_Data for analysis:_
────────────────

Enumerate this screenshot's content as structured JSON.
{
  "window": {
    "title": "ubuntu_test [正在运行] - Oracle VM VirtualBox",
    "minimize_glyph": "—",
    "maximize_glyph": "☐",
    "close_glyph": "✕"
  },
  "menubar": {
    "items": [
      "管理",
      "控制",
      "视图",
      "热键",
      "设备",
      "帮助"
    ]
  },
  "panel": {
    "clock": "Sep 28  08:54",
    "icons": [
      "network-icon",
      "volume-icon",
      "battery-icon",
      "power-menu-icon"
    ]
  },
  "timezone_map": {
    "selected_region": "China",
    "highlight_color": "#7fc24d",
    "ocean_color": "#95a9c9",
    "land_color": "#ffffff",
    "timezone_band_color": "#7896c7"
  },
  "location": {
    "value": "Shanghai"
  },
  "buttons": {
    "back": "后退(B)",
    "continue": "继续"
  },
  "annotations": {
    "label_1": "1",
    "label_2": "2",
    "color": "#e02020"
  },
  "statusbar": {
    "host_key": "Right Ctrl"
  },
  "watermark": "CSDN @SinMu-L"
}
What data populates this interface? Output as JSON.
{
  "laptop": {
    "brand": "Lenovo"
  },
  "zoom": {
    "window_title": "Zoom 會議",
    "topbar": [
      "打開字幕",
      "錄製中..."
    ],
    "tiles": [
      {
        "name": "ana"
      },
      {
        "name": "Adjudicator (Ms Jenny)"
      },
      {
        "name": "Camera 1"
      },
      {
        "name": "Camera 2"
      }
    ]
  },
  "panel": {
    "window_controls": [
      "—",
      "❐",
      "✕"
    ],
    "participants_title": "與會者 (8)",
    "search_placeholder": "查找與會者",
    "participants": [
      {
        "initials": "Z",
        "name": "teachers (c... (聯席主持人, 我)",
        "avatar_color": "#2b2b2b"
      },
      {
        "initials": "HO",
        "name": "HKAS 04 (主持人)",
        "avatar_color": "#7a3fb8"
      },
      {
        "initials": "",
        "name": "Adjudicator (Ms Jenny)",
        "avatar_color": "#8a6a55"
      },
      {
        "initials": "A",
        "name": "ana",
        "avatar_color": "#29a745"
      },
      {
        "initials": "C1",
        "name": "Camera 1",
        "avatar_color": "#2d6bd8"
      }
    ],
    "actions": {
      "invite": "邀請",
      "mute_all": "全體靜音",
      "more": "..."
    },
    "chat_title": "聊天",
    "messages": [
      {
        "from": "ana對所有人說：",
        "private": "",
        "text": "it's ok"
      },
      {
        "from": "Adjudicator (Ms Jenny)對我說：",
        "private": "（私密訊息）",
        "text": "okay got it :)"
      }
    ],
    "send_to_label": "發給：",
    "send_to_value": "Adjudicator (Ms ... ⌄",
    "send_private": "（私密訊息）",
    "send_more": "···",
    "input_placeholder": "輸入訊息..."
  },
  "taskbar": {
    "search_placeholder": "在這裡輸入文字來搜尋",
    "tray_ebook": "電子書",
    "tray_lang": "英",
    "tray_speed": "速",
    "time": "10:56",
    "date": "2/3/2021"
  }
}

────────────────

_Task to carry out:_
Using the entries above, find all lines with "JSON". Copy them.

_Task response:_
Enumerate this screenshot's content as structured JSON.
What data populates this interface? Output as JSON.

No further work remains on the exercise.